┌─ RECORDS FOR PROCESSING
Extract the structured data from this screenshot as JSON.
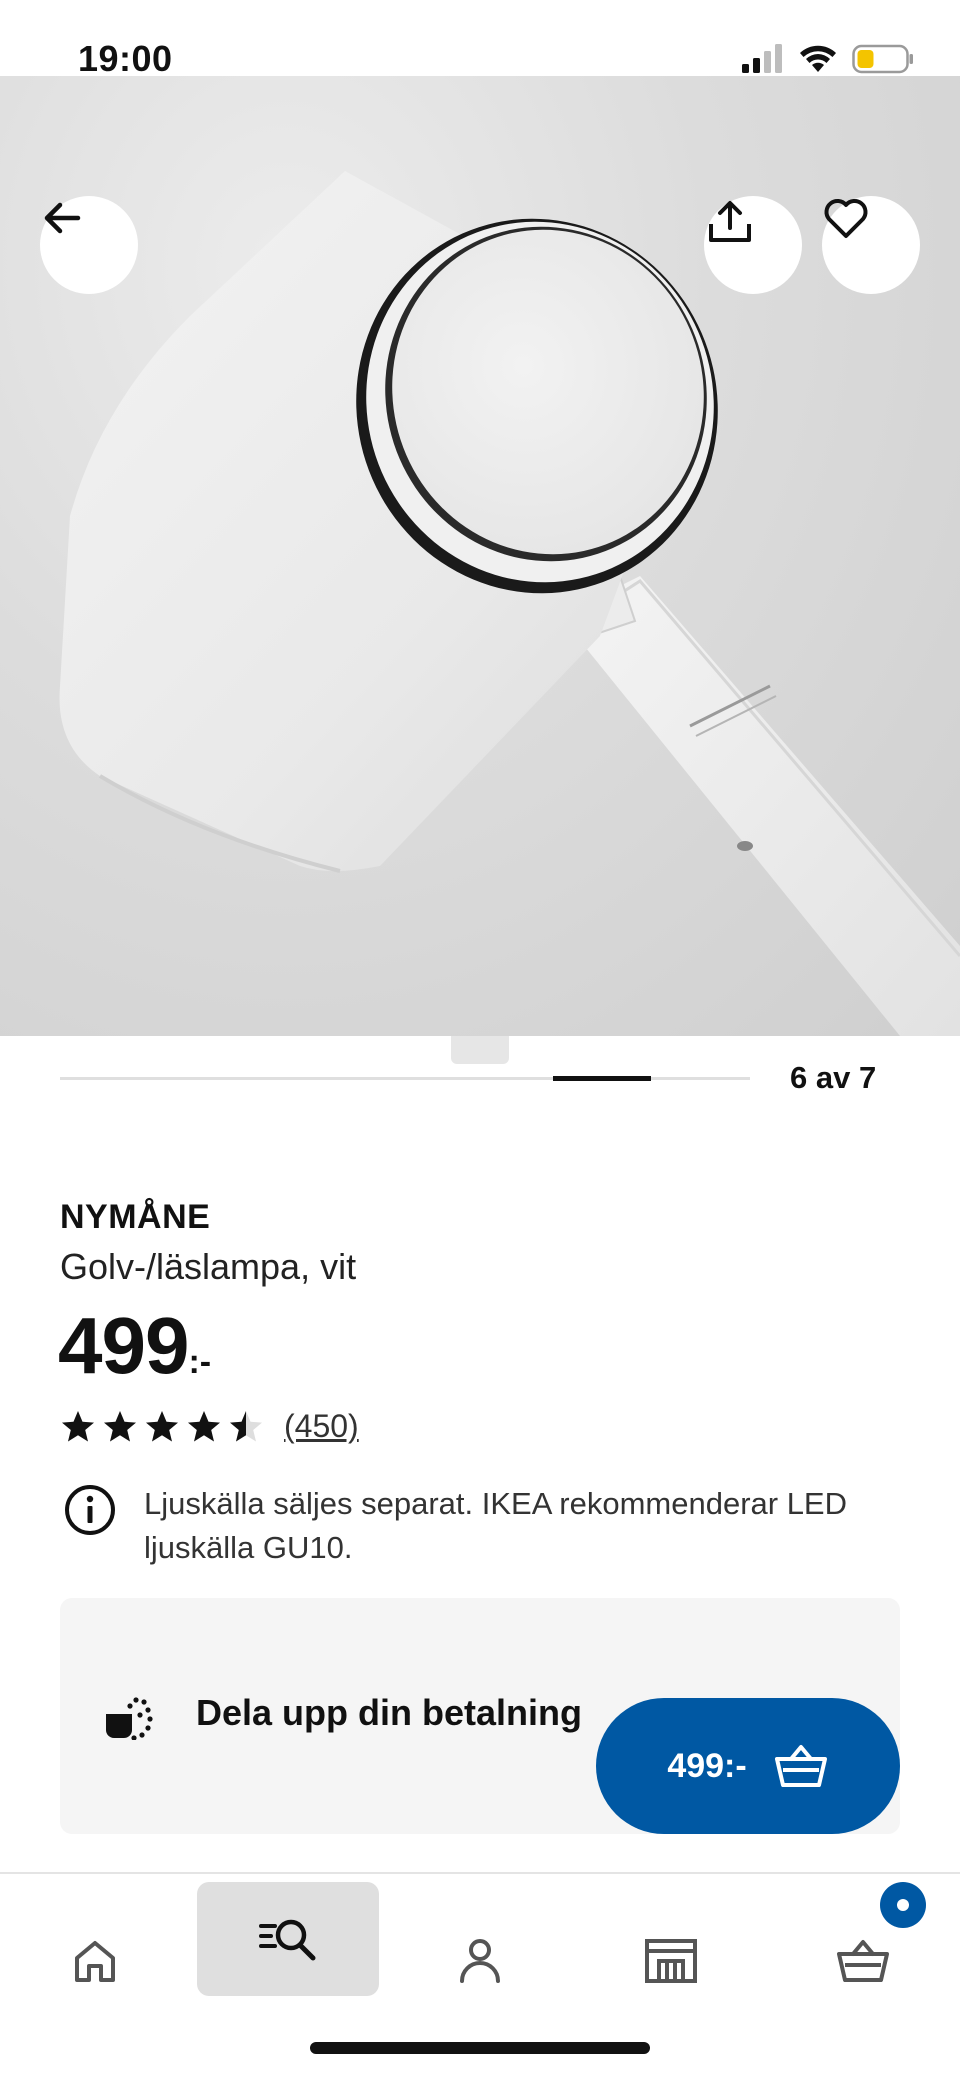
{
  "status_bar": {
    "time": "19:00"
  },
  "carousel": {
    "counter": "6 av 7",
    "current": 6,
    "total": 7
  },
  "product": {
    "name": "NYMÅNE",
    "description": "Golv-/läslampa, vit",
    "price_integer": "499",
    "price_suffix": ":-",
    "rating": 4.5,
    "rating_max": 5,
    "review_count": "(450)"
  },
  "notice": {
    "text": "Ljuskälla säljes separat. IKEA rekommenderar LED ljuskälla GU10.",
    "icon": "info-icon"
  },
  "payment_card": {
    "text": "Dela upp din betalning",
    "icon": "payment-split-icon"
  },
  "buy_button": {
    "price": "499:-",
    "icon": "basket-icon"
  },
  "bottom_nav": {
    "items": [
      {
        "name": "home",
        "icon": "home-icon"
      },
      {
        "name": "search",
        "icon": "search-icon",
        "active": true
      },
      {
        "name": "profile",
        "icon": "profile-icon"
      },
      {
        "name": "stores",
        "icon": "store-icon"
      },
      {
        "name": "cart",
        "icon": "cart-icon",
        "badge": true
      }
    ]
  },
  "colors": {
    "brand_blue": "#0058a3",
    "text": "#111111",
    "card_bg": "#f5f5f5",
    "active_nav_bg": "#dfdfdf"
  }
}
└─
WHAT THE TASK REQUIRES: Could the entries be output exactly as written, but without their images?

TASK SOLUTION:
Extract the structured data from this screenshot as JSON.
{
  "status_bar": {
    "time": "19:00"
  },
  "carousel": {
    "counter": "6 av 7",
    "current": 6,
    "total": 7
  },
  "product": {
    "name": "NYMÅNE",
    "description": "Golv-/läslampa, vit",
    "price_integer": "499",
    "price_suffix": ":-",
    "rating": 4.5,
    "rating_max": 5,
    "review_count": "(450)"
  },
  "notice": {
    "text": "Ljuskälla säljes separat. IKEA rekommenderar LED ljuskälla GU10.",
    "icon": "info-icon"
  },
  "payment_card": {
    "text": "Dela upp din betalning",
    "icon": "payment-split-icon"
  },
  "buy_button": {
    "price": "499:-",
    "icon": "basket-icon"
  },
  "bottom_nav": {
    "items": [
      {
        "name": "home",
        "icon": "home-icon"
      },
      {
        "name": "search",
        "icon": "search-icon",
        "active": true
      },
      {
        "name": "profile",
        "icon": "profile-icon"
      },
      {
        "name": "stores",
        "icon": "store-icon"
      },
      {
        "name": "cart",
        "icon": "cart-icon",
        "badge": true
      }
    ]
  },
  "colors": {
    "brand_blue": "#0058a3",
    "text": "#111111",
    "card_bg": "#f5f5f5",
    "active_nav_bg": "#dfdfdf"
  }
}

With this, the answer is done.